The reason I post about this now is that it hit me that I find it difficult to look at people particularly men in any other way, the way most people do. I suspect most people look at someone and see a face, expression, body language, and dress. If the occasion arises to greet them, they look at their face/eyes and judge whether they are nice or not in their response.

For most people that would be enough. But all my life it has been an intense inspection of their face, lips, eyes, nose shape, ears, hairstyle, build, as in chest, arms, abs, and hips. I think some have called it undressing them with my eyes.

People aren't just people to me and since I discovered my own body, I've been curious about what others may look like. That was the original motivation for my journey into the world of porn. I was curious as to what people, mostly guys, looked like naked. It never stopped at looking, that's another story.

I have seen young men/boys who seemed unaware of their bodies and of mine. Unless I drew their attention to that, it was just incidental to whatever we were engaged in at the time. It made me feel dirty and self-conscious and I could not understand why until now. Because I was sexualized at a young age it became a huge new secret focus, and no one around me escaped that intense pre-occupation I seem to have.

I've come to hate that about myself and I don’t know if I will ever get over objectifying people. If people knew what was going on in my head they'd probably be appalled and I'd be terribly ashamed. I guess it is the way I was "trained" to see people especially men because it seemed to be the way my father and others looked at me. I don’t really know so I am guessing here. I'm not the only one who does this. I guess as adults with knowledge of adult things it is common, but I don’t think a kid should grow up this pre-occupied with these things.
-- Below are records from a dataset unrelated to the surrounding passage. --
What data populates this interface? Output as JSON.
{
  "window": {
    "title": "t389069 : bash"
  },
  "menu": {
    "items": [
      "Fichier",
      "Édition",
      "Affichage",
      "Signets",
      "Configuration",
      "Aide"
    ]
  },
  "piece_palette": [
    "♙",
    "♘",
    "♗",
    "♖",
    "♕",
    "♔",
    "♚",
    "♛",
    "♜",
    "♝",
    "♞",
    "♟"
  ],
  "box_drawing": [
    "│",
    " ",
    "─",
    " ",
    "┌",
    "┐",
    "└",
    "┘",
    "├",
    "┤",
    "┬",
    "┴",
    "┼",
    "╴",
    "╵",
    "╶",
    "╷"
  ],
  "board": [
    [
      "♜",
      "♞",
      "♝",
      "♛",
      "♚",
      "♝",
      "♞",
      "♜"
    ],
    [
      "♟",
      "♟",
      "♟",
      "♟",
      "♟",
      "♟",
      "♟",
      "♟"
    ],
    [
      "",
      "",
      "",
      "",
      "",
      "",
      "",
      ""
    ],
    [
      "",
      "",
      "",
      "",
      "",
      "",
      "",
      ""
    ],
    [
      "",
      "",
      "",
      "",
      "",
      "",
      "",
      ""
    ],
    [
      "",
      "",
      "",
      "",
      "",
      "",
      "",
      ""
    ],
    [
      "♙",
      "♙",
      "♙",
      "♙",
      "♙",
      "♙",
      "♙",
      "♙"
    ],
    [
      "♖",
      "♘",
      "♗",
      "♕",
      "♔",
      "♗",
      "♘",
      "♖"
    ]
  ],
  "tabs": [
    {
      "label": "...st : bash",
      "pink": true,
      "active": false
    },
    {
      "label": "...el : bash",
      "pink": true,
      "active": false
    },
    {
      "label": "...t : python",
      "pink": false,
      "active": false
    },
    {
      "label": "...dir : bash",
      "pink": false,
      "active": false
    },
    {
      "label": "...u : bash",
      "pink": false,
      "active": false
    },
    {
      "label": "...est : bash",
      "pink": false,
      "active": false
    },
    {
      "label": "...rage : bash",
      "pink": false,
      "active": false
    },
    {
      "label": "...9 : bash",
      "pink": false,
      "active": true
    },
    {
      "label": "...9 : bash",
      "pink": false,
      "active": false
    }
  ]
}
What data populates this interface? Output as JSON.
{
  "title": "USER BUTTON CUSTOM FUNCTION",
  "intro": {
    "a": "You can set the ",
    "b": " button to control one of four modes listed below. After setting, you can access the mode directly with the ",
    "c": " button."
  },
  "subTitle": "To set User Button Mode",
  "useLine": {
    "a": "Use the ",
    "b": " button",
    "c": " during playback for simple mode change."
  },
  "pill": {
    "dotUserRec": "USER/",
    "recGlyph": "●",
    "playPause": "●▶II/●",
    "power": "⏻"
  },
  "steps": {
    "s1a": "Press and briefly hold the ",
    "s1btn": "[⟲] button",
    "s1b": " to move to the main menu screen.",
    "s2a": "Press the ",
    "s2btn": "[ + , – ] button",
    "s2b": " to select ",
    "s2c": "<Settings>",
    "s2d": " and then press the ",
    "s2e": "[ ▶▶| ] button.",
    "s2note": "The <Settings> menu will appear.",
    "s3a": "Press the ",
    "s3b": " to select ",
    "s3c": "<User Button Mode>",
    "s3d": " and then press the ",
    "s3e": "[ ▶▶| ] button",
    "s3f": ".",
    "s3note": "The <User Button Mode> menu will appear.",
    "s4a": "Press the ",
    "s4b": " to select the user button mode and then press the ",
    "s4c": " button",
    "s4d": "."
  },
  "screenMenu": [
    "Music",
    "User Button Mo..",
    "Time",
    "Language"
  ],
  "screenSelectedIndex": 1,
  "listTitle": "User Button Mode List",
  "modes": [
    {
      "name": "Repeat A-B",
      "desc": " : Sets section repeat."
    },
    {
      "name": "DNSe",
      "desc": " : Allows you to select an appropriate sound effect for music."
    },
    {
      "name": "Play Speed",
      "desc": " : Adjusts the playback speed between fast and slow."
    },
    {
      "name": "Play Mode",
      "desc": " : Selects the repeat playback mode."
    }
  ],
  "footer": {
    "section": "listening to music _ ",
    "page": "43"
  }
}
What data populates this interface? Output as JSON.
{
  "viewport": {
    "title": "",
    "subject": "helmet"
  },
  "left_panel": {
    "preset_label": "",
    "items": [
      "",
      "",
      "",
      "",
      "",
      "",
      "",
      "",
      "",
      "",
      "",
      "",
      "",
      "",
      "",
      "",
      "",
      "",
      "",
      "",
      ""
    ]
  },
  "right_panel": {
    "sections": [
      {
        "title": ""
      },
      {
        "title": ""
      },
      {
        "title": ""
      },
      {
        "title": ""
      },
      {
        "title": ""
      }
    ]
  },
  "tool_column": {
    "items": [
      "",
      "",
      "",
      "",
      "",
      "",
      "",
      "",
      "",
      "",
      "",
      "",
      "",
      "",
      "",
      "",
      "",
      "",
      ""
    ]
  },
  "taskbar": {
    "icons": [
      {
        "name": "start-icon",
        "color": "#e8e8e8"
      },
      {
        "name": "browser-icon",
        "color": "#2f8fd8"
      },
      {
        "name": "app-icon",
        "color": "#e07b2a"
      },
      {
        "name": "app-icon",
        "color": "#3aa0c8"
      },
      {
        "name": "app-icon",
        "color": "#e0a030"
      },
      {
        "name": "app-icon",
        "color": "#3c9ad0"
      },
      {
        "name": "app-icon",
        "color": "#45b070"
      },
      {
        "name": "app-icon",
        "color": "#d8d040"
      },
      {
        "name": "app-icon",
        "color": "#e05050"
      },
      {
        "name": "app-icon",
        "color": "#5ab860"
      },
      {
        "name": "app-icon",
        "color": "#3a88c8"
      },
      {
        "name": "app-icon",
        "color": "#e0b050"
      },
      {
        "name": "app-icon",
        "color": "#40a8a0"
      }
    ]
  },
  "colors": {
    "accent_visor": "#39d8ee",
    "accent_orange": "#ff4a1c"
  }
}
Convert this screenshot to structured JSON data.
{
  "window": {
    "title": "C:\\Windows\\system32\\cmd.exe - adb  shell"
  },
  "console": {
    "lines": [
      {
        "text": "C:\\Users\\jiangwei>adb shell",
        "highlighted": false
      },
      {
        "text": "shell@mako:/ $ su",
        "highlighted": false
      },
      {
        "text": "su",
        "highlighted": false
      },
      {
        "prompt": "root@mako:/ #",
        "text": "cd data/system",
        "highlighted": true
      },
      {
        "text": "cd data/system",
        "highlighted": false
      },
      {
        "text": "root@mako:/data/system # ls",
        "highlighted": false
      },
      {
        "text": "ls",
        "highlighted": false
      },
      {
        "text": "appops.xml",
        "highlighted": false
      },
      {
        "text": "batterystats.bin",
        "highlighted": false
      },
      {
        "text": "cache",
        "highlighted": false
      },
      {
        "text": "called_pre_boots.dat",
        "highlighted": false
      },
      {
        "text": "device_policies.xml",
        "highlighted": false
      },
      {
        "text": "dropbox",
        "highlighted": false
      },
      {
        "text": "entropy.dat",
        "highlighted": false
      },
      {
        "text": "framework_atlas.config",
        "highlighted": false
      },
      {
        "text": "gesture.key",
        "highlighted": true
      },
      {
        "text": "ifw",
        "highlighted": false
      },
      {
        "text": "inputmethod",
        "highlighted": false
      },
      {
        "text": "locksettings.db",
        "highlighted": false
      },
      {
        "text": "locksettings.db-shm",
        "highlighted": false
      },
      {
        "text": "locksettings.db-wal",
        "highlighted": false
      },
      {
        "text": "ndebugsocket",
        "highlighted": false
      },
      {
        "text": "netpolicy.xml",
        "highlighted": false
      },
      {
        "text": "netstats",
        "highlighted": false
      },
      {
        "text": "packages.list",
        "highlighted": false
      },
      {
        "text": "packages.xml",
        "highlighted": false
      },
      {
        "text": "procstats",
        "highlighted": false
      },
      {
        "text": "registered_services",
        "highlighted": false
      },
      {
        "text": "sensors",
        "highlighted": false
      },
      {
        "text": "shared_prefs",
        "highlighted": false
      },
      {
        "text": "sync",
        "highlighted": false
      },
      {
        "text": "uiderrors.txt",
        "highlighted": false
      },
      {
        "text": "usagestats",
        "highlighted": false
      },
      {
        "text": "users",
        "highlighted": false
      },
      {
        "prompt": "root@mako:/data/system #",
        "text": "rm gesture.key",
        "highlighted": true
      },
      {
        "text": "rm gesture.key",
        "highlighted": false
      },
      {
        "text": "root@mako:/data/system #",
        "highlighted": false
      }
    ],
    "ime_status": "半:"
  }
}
That's another layer that I need to peel off. And I need with this. I find myself doing it without even any forethought at all.

Friday, April 3, 2015

Childhood Sexual Abuse Is a Crime

Too often, the crime element in sexual assault gets overlooked, ignored, or pushed away. Too often, the victims feel they're guilty for seeking justice. And how many six-year-old boys will insist they were raped when adults tell them, "You have too active an imagination," or "Your cousin couldn't have done something terrible like that."

That throws a heavy burden on the survivors. As bad or possibly worse is when the victims keep silent, which allows the perpetrator to continue the assaults.

I never told anyone about my two perpetrators. Although I was too young to reason it out, my adult voice says, "It wouldn't have done any good."

As one of victims at the trial of Jerry Sandusky said, "Who would believe a kid?"

Or perhaps shame held me back. The old man who molested me hugged me and told me what a good kid I was. "You're special," he said, which were words I yearned to hear, and yet, deep inside I think I knew they were false.

Or maybe I didn't want the abuse to be real. I was so starved for attention and affection, I blamed myself.

What if I had spoken up? What if my parents had believed me? To speculate on that doesn't do any good and my perpetrators are both dead.

And I, the victim, paid for their crimes.